MILAN Rainforest nations will lobby the United Nations to set up a single body to coordinate the use of carbon credit trading to stop deforestation at a conference next month in Poland, an official from the countries said on Tuesday.
"A new body should be built to coordinate initiatives (on cutting emissions from deforestation) that are going around now," Federica Bietta, Deputy Director of New York-based Coalition for Rainforest Nations, which represents about 40 countries, told Reuters on the margins of a deforestation conference in Milan.
The Coalition and other supporters of the United Nations'-backed scheme, called REDD, or reduced emissions from deforestation and degradation, hope to include it into a successor of the Kyoto Protocol on climate change after 2012.
"There is money floating around... but countries don't know where to put it. There are various ideas, often not coordinated and that is very confusing," Bietta said.
She said the Coalition would propose the creation of such a body at a conference in Poznan, Poland, in December which has been convened as part of the U.N. Framework Convention on Climate Change (UNFCCC).
The conference is expected to help craft a global agreement by December 2009 on carbon-capping mechanisms to succeed Kyoto.
Bietta said the coordinating body should be linked to UNFCCC, other U.N. agencies and the World Bank, and should help developed and developing countries to ensure transparency of funds allocation.

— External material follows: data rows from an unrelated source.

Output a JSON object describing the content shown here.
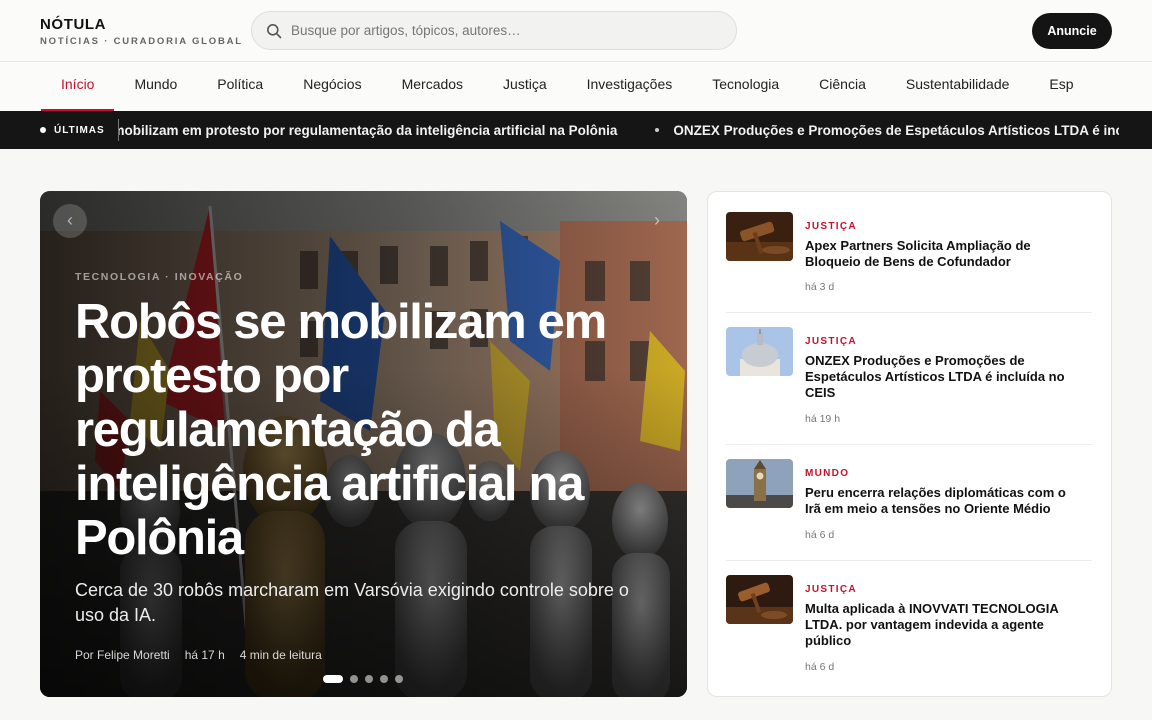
{
  "brand": {
    "name": "NÓTULA",
    "tagline": "NOTÍCIAS · CURADORIA GLOBAL"
  },
  "search": {
    "placeholder": "Busque por artigos, tópicos, autores…",
    "icon": "search-icon"
  },
  "header": {
    "cta_label": "Anuncie"
  },
  "nav": {
    "items": [
      {
        "label": "Início",
        "active": true
      },
      {
        "label": "Mundo"
      },
      {
        "label": "Política"
      },
      {
        "label": "Negócios"
      },
      {
        "label": "Mercados"
      },
      {
        "label": "Justiça"
      },
      {
        "label": "Investigações"
      },
      {
        "label": "Tecnologia"
      },
      {
        "label": "Ciência"
      },
      {
        "label": "Sustentabilidade"
      },
      {
        "label": "Esp"
      }
    ]
  },
  "ticker": {
    "label": "ÚLTIMAS",
    "items": [
      "Robôs se mobilizam em protesto por regulamentação da inteligência artificial na Polônia",
      "ONZEX Produções e Promoções de Espetáculos Artísticos LTDA é incluída no CEIS"
    ]
  },
  "hero": {
    "kicker": "TECNOLOGIA · INOVAÇÃO",
    "title": "Robôs se mobilizam em protesto por regulamentação da inteligência artificial na Polônia",
    "summary": "Cerca de 30 robôs marcharam em Varsóvia exigindo controle sobre o uso da IA.",
    "author": "Por Felipe Moretti",
    "time": "há 17 h",
    "read_time": "4 min de leitura",
    "prev_label": "‹",
    "next_label": "›",
    "slides": 5,
    "active_slide": 1
  },
  "side_stories": [
    {
      "category": "JUSTIÇA",
      "title": "Apex Partners Solicita Ampliação de Bloqueio de Bens de Cofundador",
      "time": "há 3 d",
      "thumb": "gavel"
    },
    {
      "category": "JUSTIÇA",
      "title": "ONZEX Produções e Promoções de Espetáculos Artísticos LTDA é incluída no CEIS",
      "time": "há 19 h",
      "thumb": "dome"
    },
    {
      "category": "MUNDO",
      "title": "Peru encerra relações diplomáticas com o Irã em meio a tensões no Oriente Médio",
      "time": "há 6 d",
      "thumb": "clock-tower"
    },
    {
      "category": "JUSTIÇA",
      "title": "Multa aplicada à INOVVATI TECNOLOGIA LTDA. por vantagem indevida a agente público",
      "time": "há 6 d",
      "thumb": "gavel"
    }
  ],
  "colors": {
    "accent": "#c8102e",
    "dark": "#141414",
    "ticker_bg": "#151515"
  }
}
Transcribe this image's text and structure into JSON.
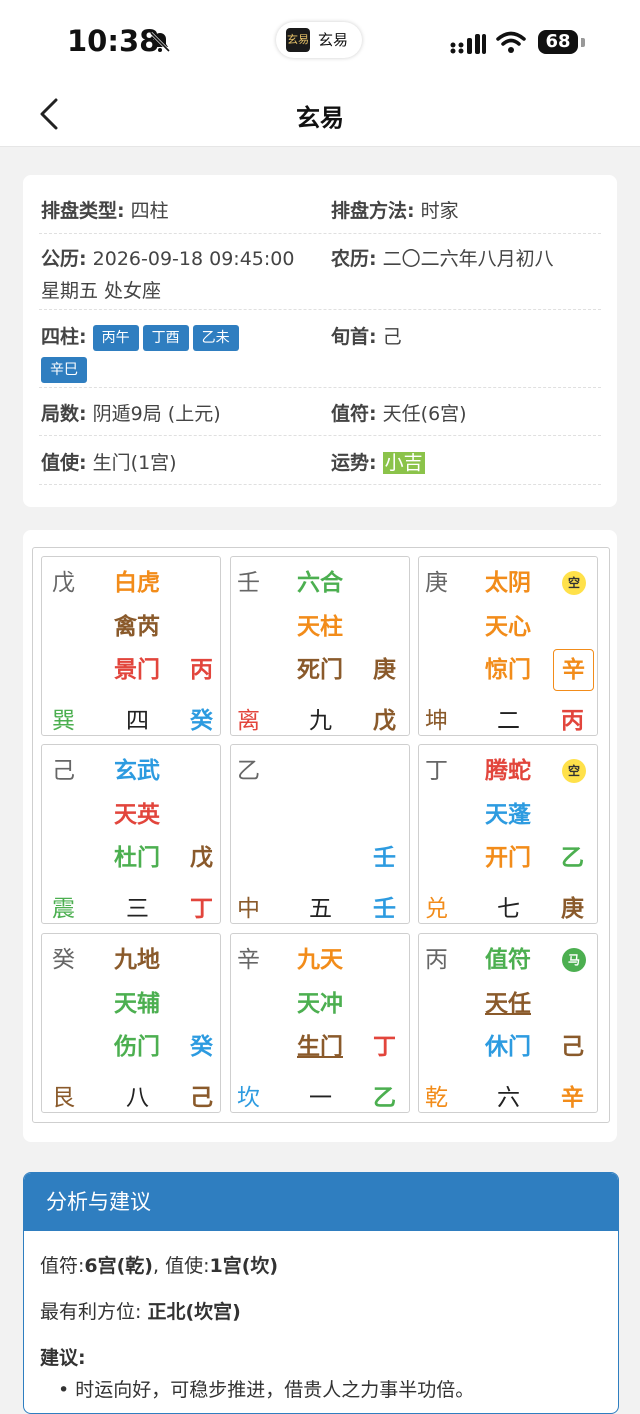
{
  "status": {
    "time": "10:38",
    "app_pill": "玄易",
    "app_logo": "玄易",
    "battery": "68"
  },
  "nav": {
    "title": "玄易"
  },
  "info": {
    "type_label": "排盘类型:",
    "type_value": "四柱",
    "method_label": "排盘方法:",
    "method_value": "时家",
    "solar_label": "公历:",
    "solar_value": "2026-09-18 09:45:00",
    "solar_extra": "星期五 处女座",
    "lunar_label": "农历:",
    "lunar_value": "二〇二六年八月初八",
    "pillars_label": "四柱:",
    "pillars": [
      "丙午",
      "丁酉",
      "乙未",
      "辛巳"
    ],
    "xunshou_label": "旬首:",
    "xunshou_value": "己",
    "ju_label": "局数:",
    "ju_value": "阴遁9局 (上元)",
    "zhifu_label": "值符:",
    "zhifu_value": "天任(6宫)",
    "zhishi_label": "值使:",
    "zhishi_value": "生门(1宫)",
    "fortune_label": "运势:",
    "fortune_value": "小吉"
  },
  "palaces": [
    {
      "tl": "戊",
      "god": "白虎",
      "star": "禽芮",
      "door": "景门",
      "right": "丙",
      "gua": "巽",
      "num": "四",
      "br": "癸"
    },
    {
      "tl": "壬",
      "god": "六合",
      "star": "天柱",
      "door": "死门",
      "right": "庚",
      "gua": "离",
      "num": "九",
      "br": "戊"
    },
    {
      "tl": "庚",
      "god": "太阴",
      "star": "天心",
      "door": "惊门",
      "right": "辛",
      "gua": "坤",
      "num": "二",
      "br": "丙",
      "badge": "空"
    },
    {
      "tl": "己",
      "god": "玄武",
      "star": "天英",
      "door": "杜门",
      "right": "戊",
      "gua": "震",
      "num": "三",
      "br": "丁"
    },
    {
      "tl": "乙",
      "right": "壬",
      "gua": "中",
      "num": "五",
      "br": "壬"
    },
    {
      "tl": "丁",
      "god": "腾蛇",
      "star": "天蓬",
      "door": "开门",
      "right": "乙",
      "gua": "兑",
      "num": "七",
      "br": "庚",
      "badge": "空"
    },
    {
      "tl": "癸",
      "god": "九地",
      "star": "天辅",
      "door": "伤门",
      "right": "癸",
      "gua": "艮",
      "num": "八",
      "br": "己"
    },
    {
      "tl": "辛",
      "god": "九天",
      "star": "天冲",
      "door": "生门",
      "right": "丁",
      "gua": "坎",
      "num": "一",
      "br": "乙"
    },
    {
      "tl": "丙",
      "god": "值符",
      "star": "天任",
      "door": "休门",
      "right": "己",
      "gua": "乾",
      "num": "六",
      "br": "辛",
      "badge": "马"
    }
  ],
  "advice": {
    "title": "分析与建议",
    "line1_a": "值符:",
    "line1_b": "6宫(乾)",
    "line1_c": ", 值使:",
    "line1_d": "1宫(坎)",
    "line2_a": "最有利方位: ",
    "line2_b": "正北(坎宫)",
    "line3": "建议:",
    "bullet1": "时运向好，可稳步推进，借贵人之力事半功倍。"
  },
  "colors": {
    "accent": "#2f7ec0",
    "fortune": "#8bc34a",
    "orange": "#f28c1a",
    "red": "#e2453c",
    "green": "#4caf50",
    "blue": "#2d9be0",
    "brown": "#8a5a2b"
  }
}
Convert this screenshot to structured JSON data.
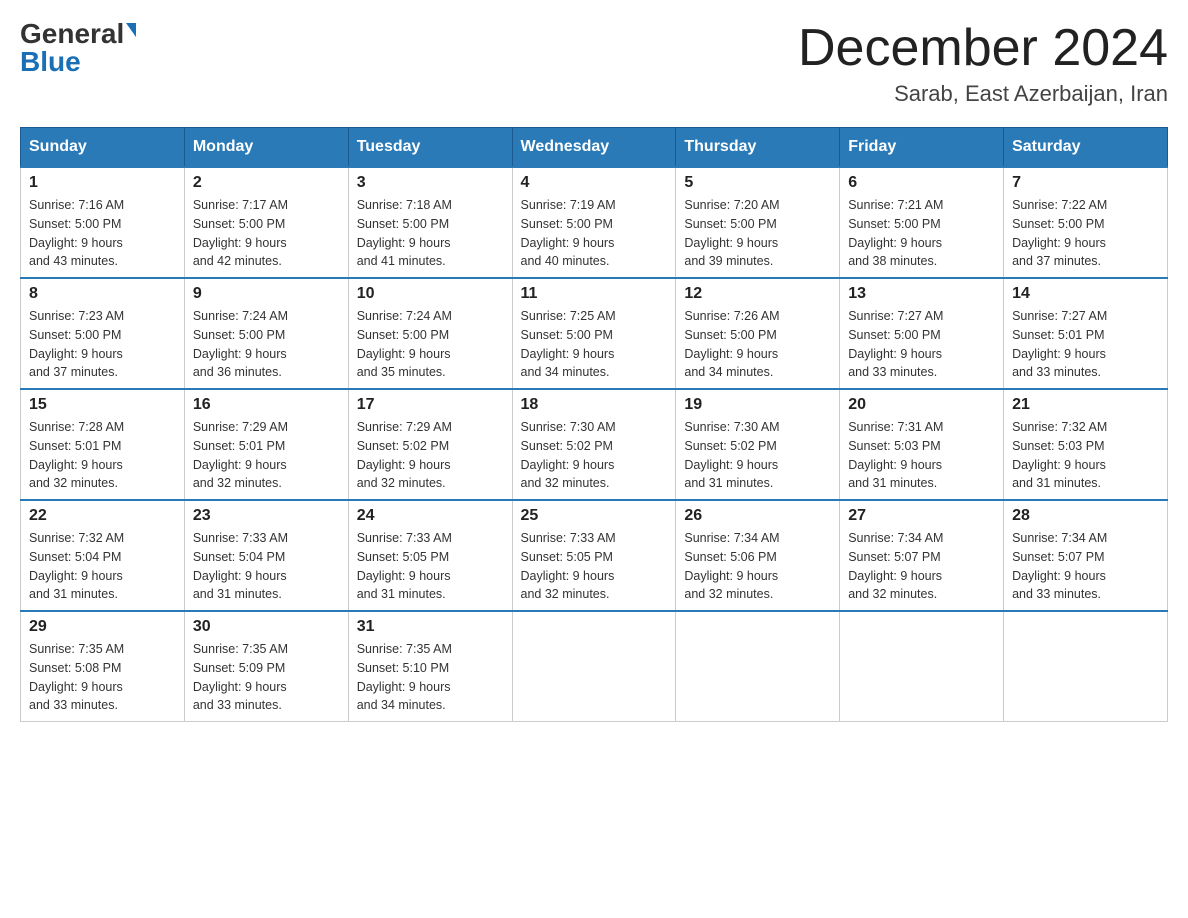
{
  "header": {
    "logo_general": "General",
    "logo_blue": "Blue",
    "title": "December 2024",
    "subtitle": "Sarab, East Azerbaijan, Iran"
  },
  "days_of_week": [
    "Sunday",
    "Monday",
    "Tuesday",
    "Wednesday",
    "Thursday",
    "Friday",
    "Saturday"
  ],
  "weeks": [
    [
      {
        "day": "1",
        "sunrise": "7:16 AM",
        "sunset": "5:00 PM",
        "daylight": "9 hours and 43 minutes."
      },
      {
        "day": "2",
        "sunrise": "7:17 AM",
        "sunset": "5:00 PM",
        "daylight": "9 hours and 42 minutes."
      },
      {
        "day": "3",
        "sunrise": "7:18 AM",
        "sunset": "5:00 PM",
        "daylight": "9 hours and 41 minutes."
      },
      {
        "day": "4",
        "sunrise": "7:19 AM",
        "sunset": "5:00 PM",
        "daylight": "9 hours and 40 minutes."
      },
      {
        "day": "5",
        "sunrise": "7:20 AM",
        "sunset": "5:00 PM",
        "daylight": "9 hours and 39 minutes."
      },
      {
        "day": "6",
        "sunrise": "7:21 AM",
        "sunset": "5:00 PM",
        "daylight": "9 hours and 38 minutes."
      },
      {
        "day": "7",
        "sunrise": "7:22 AM",
        "sunset": "5:00 PM",
        "daylight": "9 hours and 37 minutes."
      }
    ],
    [
      {
        "day": "8",
        "sunrise": "7:23 AM",
        "sunset": "5:00 PM",
        "daylight": "9 hours and 37 minutes."
      },
      {
        "day": "9",
        "sunrise": "7:24 AM",
        "sunset": "5:00 PM",
        "daylight": "9 hours and 36 minutes."
      },
      {
        "day": "10",
        "sunrise": "7:24 AM",
        "sunset": "5:00 PM",
        "daylight": "9 hours and 35 minutes."
      },
      {
        "day": "11",
        "sunrise": "7:25 AM",
        "sunset": "5:00 PM",
        "daylight": "9 hours and 34 minutes."
      },
      {
        "day": "12",
        "sunrise": "7:26 AM",
        "sunset": "5:00 PM",
        "daylight": "9 hours and 34 minutes."
      },
      {
        "day": "13",
        "sunrise": "7:27 AM",
        "sunset": "5:00 PM",
        "daylight": "9 hours and 33 minutes."
      },
      {
        "day": "14",
        "sunrise": "7:27 AM",
        "sunset": "5:01 PM",
        "daylight": "9 hours and 33 minutes."
      }
    ],
    [
      {
        "day": "15",
        "sunrise": "7:28 AM",
        "sunset": "5:01 PM",
        "daylight": "9 hours and 32 minutes."
      },
      {
        "day": "16",
        "sunrise": "7:29 AM",
        "sunset": "5:01 PM",
        "daylight": "9 hours and 32 minutes."
      },
      {
        "day": "17",
        "sunrise": "7:29 AM",
        "sunset": "5:02 PM",
        "daylight": "9 hours and 32 minutes."
      },
      {
        "day": "18",
        "sunrise": "7:30 AM",
        "sunset": "5:02 PM",
        "daylight": "9 hours and 32 minutes."
      },
      {
        "day": "19",
        "sunrise": "7:30 AM",
        "sunset": "5:02 PM",
        "daylight": "9 hours and 31 minutes."
      },
      {
        "day": "20",
        "sunrise": "7:31 AM",
        "sunset": "5:03 PM",
        "daylight": "9 hours and 31 minutes."
      },
      {
        "day": "21",
        "sunrise": "7:32 AM",
        "sunset": "5:03 PM",
        "daylight": "9 hours and 31 minutes."
      }
    ],
    [
      {
        "day": "22",
        "sunrise": "7:32 AM",
        "sunset": "5:04 PM",
        "daylight": "9 hours and 31 minutes."
      },
      {
        "day": "23",
        "sunrise": "7:33 AM",
        "sunset": "5:04 PM",
        "daylight": "9 hours and 31 minutes."
      },
      {
        "day": "24",
        "sunrise": "7:33 AM",
        "sunset": "5:05 PM",
        "daylight": "9 hours and 31 minutes."
      },
      {
        "day": "25",
        "sunrise": "7:33 AM",
        "sunset": "5:05 PM",
        "daylight": "9 hours and 32 minutes."
      },
      {
        "day": "26",
        "sunrise": "7:34 AM",
        "sunset": "5:06 PM",
        "daylight": "9 hours and 32 minutes."
      },
      {
        "day": "27",
        "sunrise": "7:34 AM",
        "sunset": "5:07 PM",
        "daylight": "9 hours and 32 minutes."
      },
      {
        "day": "28",
        "sunrise": "7:34 AM",
        "sunset": "5:07 PM",
        "daylight": "9 hours and 33 minutes."
      }
    ],
    [
      {
        "day": "29",
        "sunrise": "7:35 AM",
        "sunset": "5:08 PM",
        "daylight": "9 hours and 33 minutes."
      },
      {
        "day": "30",
        "sunrise": "7:35 AM",
        "sunset": "5:09 PM",
        "daylight": "9 hours and 33 minutes."
      },
      {
        "day": "31",
        "sunrise": "7:35 AM",
        "sunset": "5:10 PM",
        "daylight": "9 hours and 34 minutes."
      },
      null,
      null,
      null,
      null
    ]
  ],
  "labels": {
    "sunrise": "Sunrise:",
    "sunset": "Sunset:",
    "daylight": "Daylight:"
  }
}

LITTLE REDD BOOK
The proposed new body would lead REDD initiatives in the next three or four years, until a new carbon market -- estimated by various analysts in a range between $10 billion and $30 billion a year -- kicked in, Bietta said.
"The new body is needed to fill the gap between now and 2012," she said.
Already, 20 key proposed projects to cut carbon emissions from deforestations and degradation feature in The Little REDD Book that will be presented in Poznan (www.littleREDDbook.org).
Deforestation contributes about 20 percent to global greenhouse gas emissions with forests disappearing at a rate of about 13 million hectares -- about the size of Greece -- a year.
The European Commission has been cautious about forest credit trade, saying new cheap offsets would flood the existing carbon market and send prices at the European Union's Emission Trading Scheme (ETS) tumbling.
Peter Zapfel from Environment Directorate General at the European Commission told the conference the potential forest credit market under the REDD scheme would cover 6 gigatonnes of annual carbon emissions, three times bigger than emissions covered by the ETS.
The Commission's alternative proposal to REDD is to set up a Global Forest Carbon Mechanism where part of the EU's carbon trade proceeds would be used to reward developing countries for reducing deforestation.
Zapfel said the EU's council of ministers and parliament were likely to back the Commission's proposal.
(Editing by James Jukwey